-- TASK REQUIREMENTS --
For the string "text", search the entries below and copy every line where it appears.

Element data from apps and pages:
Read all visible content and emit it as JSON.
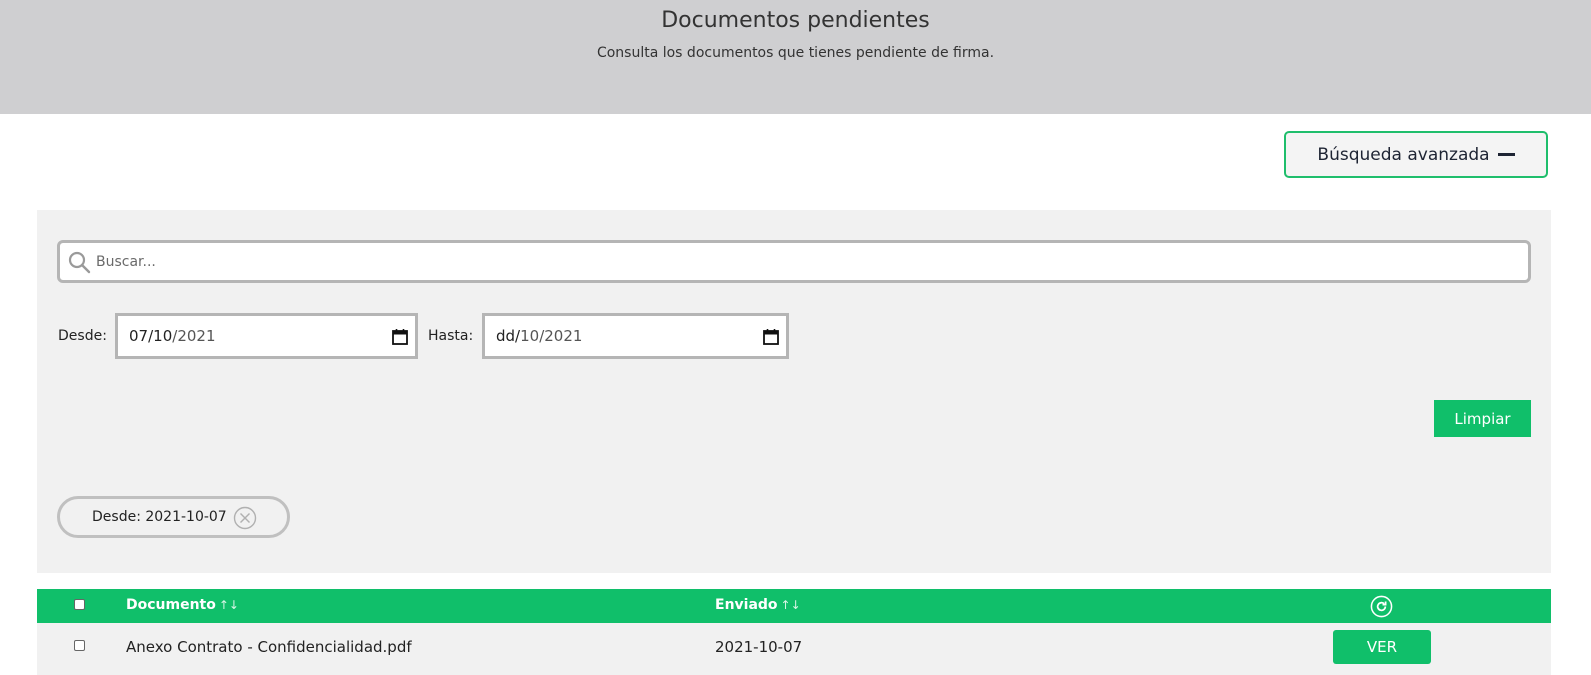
{
  "header": {
    "title": "Documentos pendientes",
    "subtitle": "Consulta los documentos que tienes pendiente de firma."
  },
  "advanced_search": {
    "label": "Búsqueda avanzada"
  },
  "filters": {
    "search_placeholder": "Buscar...",
    "from_label": "Desde:",
    "from_value": {
      "day": "07",
      "month": "10",
      "year": "2021"
    },
    "to_label": "Hasta:",
    "to_value": {
      "day": "dd",
      "month": "10",
      "year": "2021"
    },
    "clear_label": "Limpiar",
    "active_chip": "Desde: 2021-10-07"
  },
  "table": {
    "columns": [
      {
        "label": "Documento",
        "sort_icon": "↑↓"
      },
      {
        "label": "Enviado",
        "sort_icon": "↑↓"
      }
    ],
    "rows": [
      {
        "document": "Anexo Contrato - Confidencialidad.pdf",
        "sent": "2021-10-07",
        "action": "VER"
      }
    ]
  },
  "icons": {
    "search": "search-icon",
    "calendar": "calendar-icon",
    "chip_remove": "close-circle-icon",
    "refresh": "refresh-icon",
    "collapse": "minus-icon"
  },
  "colors": {
    "accent": "#10bf6a",
    "header_bg": "#cfcfd1",
    "panel_bg": "#f1f1f1",
    "border_grey": "#b5b5b5"
  }
}
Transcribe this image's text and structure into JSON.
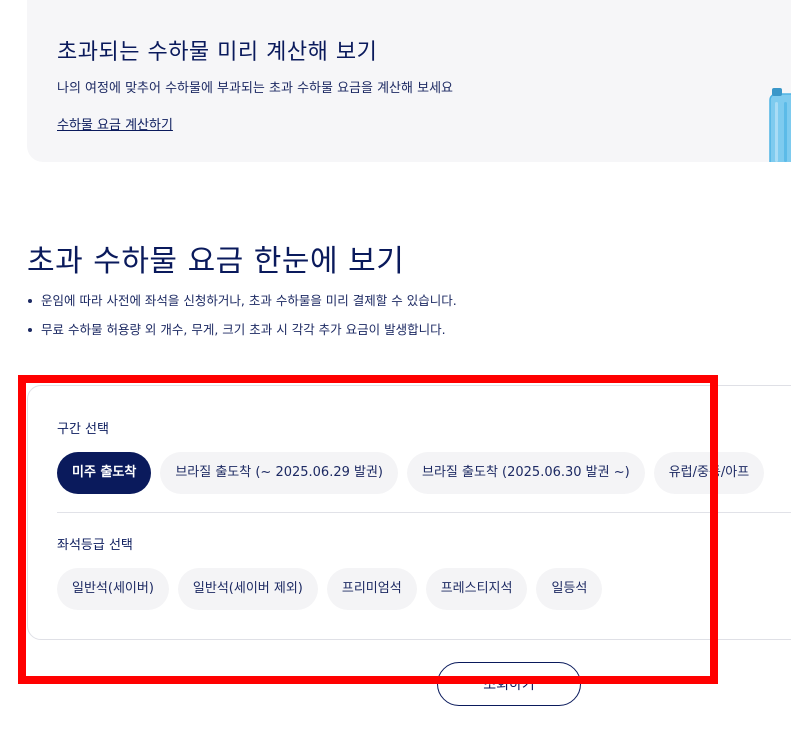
{
  "calculator": {
    "title": "초과되는 수하물 미리 계산해 보기",
    "description": "나의 여정에 맞추어 수하물에 부과되는 초과 수하물 요금을 계산해 보세요",
    "link_label": "수하물 요금 계산하기",
    "icon": "luggage-icon"
  },
  "section": {
    "title": "초과 수하물 요금 한눈에 보기",
    "notes": [
      "운임에 따라 사전에 좌석을 신청하거나, 초과 수하물을 미리 결제할 수 있습니다.",
      "무료 수하물 허용량 외 개수, 무게, 크기 초과 시 각각 추가 요금이 발생합니다."
    ]
  },
  "filters": {
    "route": {
      "label": "구간 선택",
      "options": [
        "미주 출도착",
        "브라질 출도착 (~ 2025.06.29 발권)",
        "브라질 출도착 (2025.06.30 발권 ~)",
        "유럽/중동/아프"
      ],
      "selected": "미주 출도착"
    },
    "cabin": {
      "label": "좌석등급 선택",
      "options": [
        "일반석(세이버)",
        "일반석(세이버 제외)",
        "프리미엄석",
        "프레스티지석",
        "일등석"
      ]
    }
  },
  "search_button_label": "조회하기",
  "colors": {
    "primary": "#0a1a5c",
    "chip_bg": "#f4f4f6",
    "card_bg": "#f6f6f8",
    "highlight": "#ff0000"
  }
}
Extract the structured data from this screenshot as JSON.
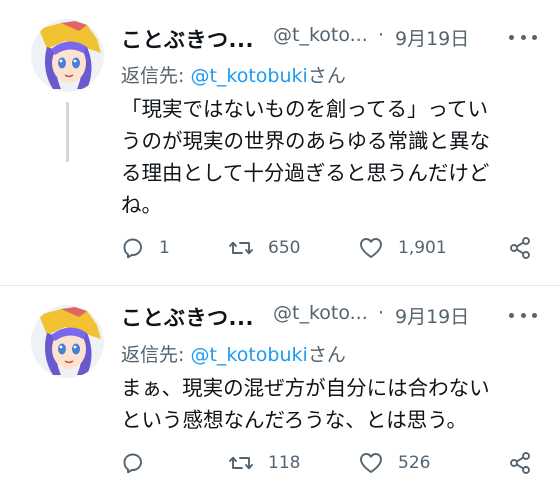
{
  "colors": {
    "link": "#1d9bf0",
    "secondary": "#536471",
    "text": "#0f1419",
    "divider": "#e1e8ed"
  },
  "tweets": [
    {
      "display_name": "ことぶきつ...",
      "handle": "@t_koto...",
      "separator": "·",
      "date": "9月19日",
      "reply_prefix": "返信先: ",
      "reply_to": "@t_kotobuki",
      "reply_suffix": "さん",
      "text": "「現実ではないものを創ってる」ってい\nうのが現実の世界のあらゆる常識と異な\nる理由として十分過ぎると思うんだけど\nね。",
      "counts": {
        "replies": "1",
        "retweets": "650",
        "likes": "1,901"
      },
      "icons": [
        "avatar-image",
        "more-icon",
        "reply-icon",
        "retweet-icon",
        "like-icon",
        "share-icon"
      ]
    },
    {
      "display_name": "ことぶきつ...",
      "handle": "@t_koto...",
      "separator": "·",
      "date": "9月19日",
      "reply_prefix": "返信先: ",
      "reply_to": "@t_kotobuki",
      "reply_suffix": "さん",
      "text": "まぁ、現実の混ぜ方が自分には合わない\nという感想なんだろうな、とは思う。",
      "counts": {
        "replies": "",
        "retweets": "118",
        "likes": "526"
      },
      "icons": [
        "avatar-image",
        "more-icon",
        "reply-icon",
        "retweet-icon",
        "like-icon",
        "share-icon"
      ]
    }
  ]
}
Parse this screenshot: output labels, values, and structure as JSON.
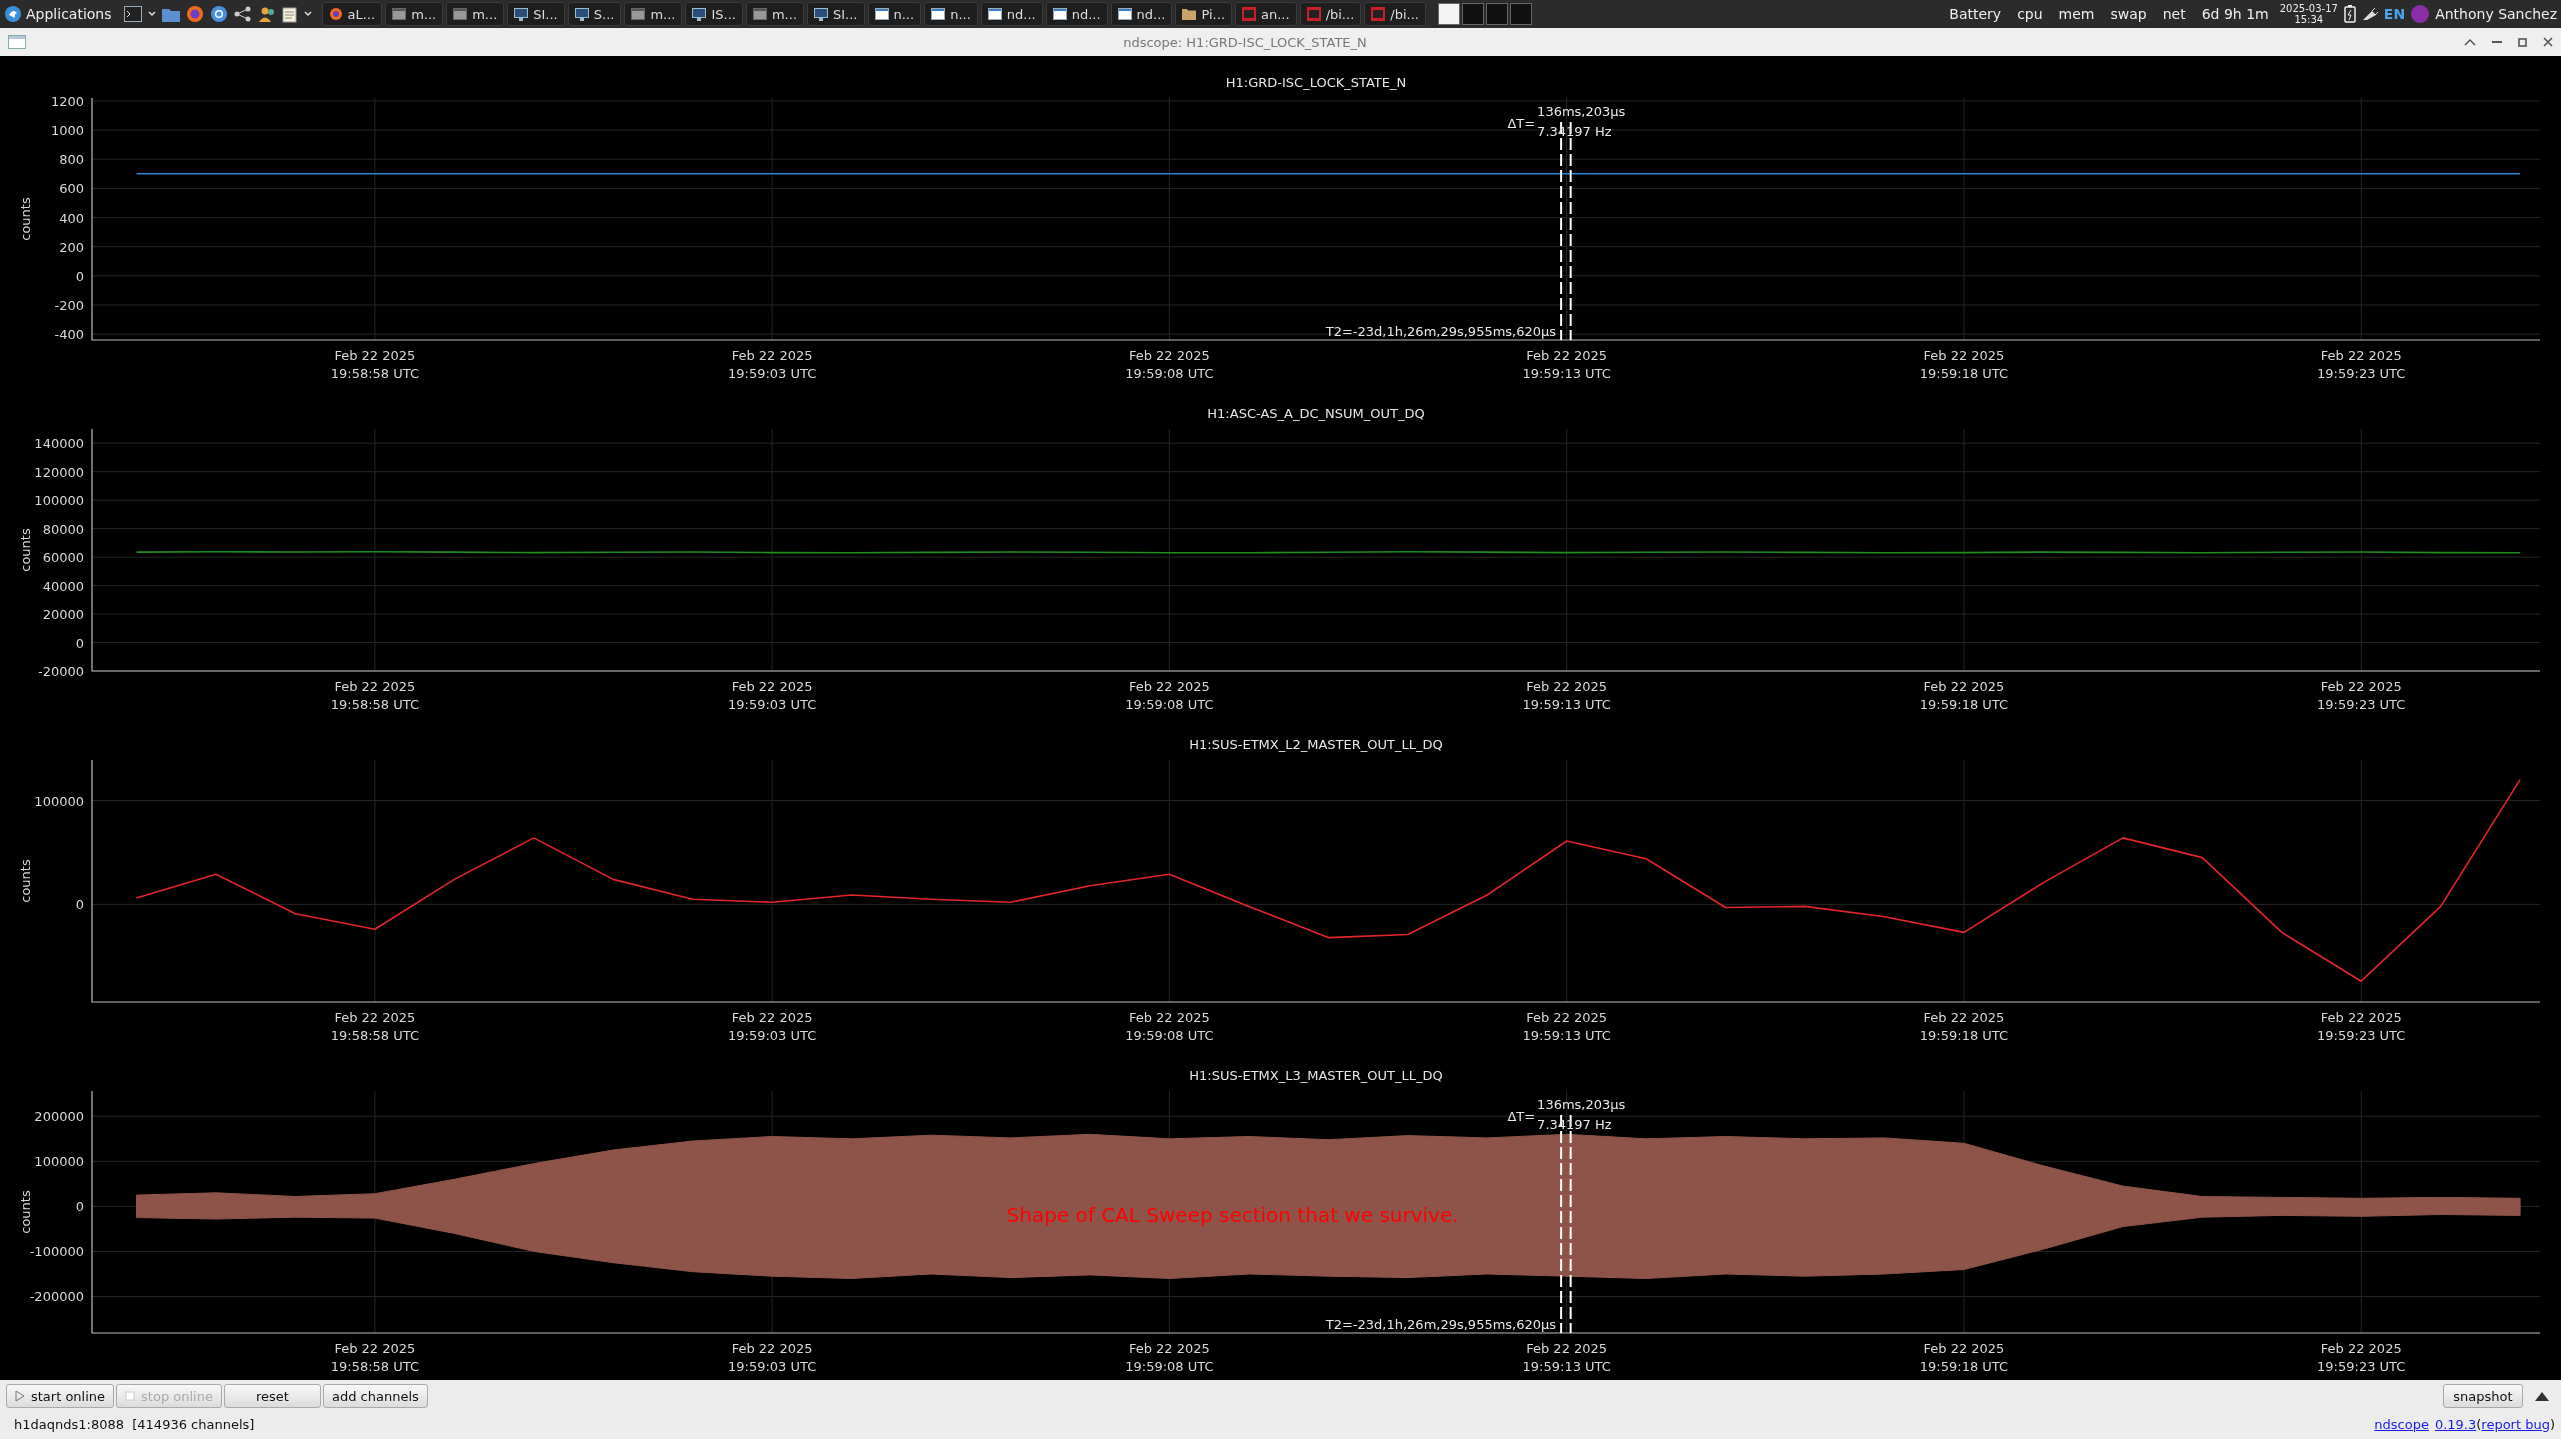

-- WRITTEN ANSWER --
Transcribe this image's text and structure into JSON.
    "text": "#0f1419",
      "text": "「現実ではないものを創ってる」ってい\nうのが現実の世界のあらゆる常識と異な\nる理由として十分過ぎると思うんだけど\nね。",
      "text": "まぁ、現実の混ぜ方が自分には合わない\nという感想なんだろうな、とは思う。",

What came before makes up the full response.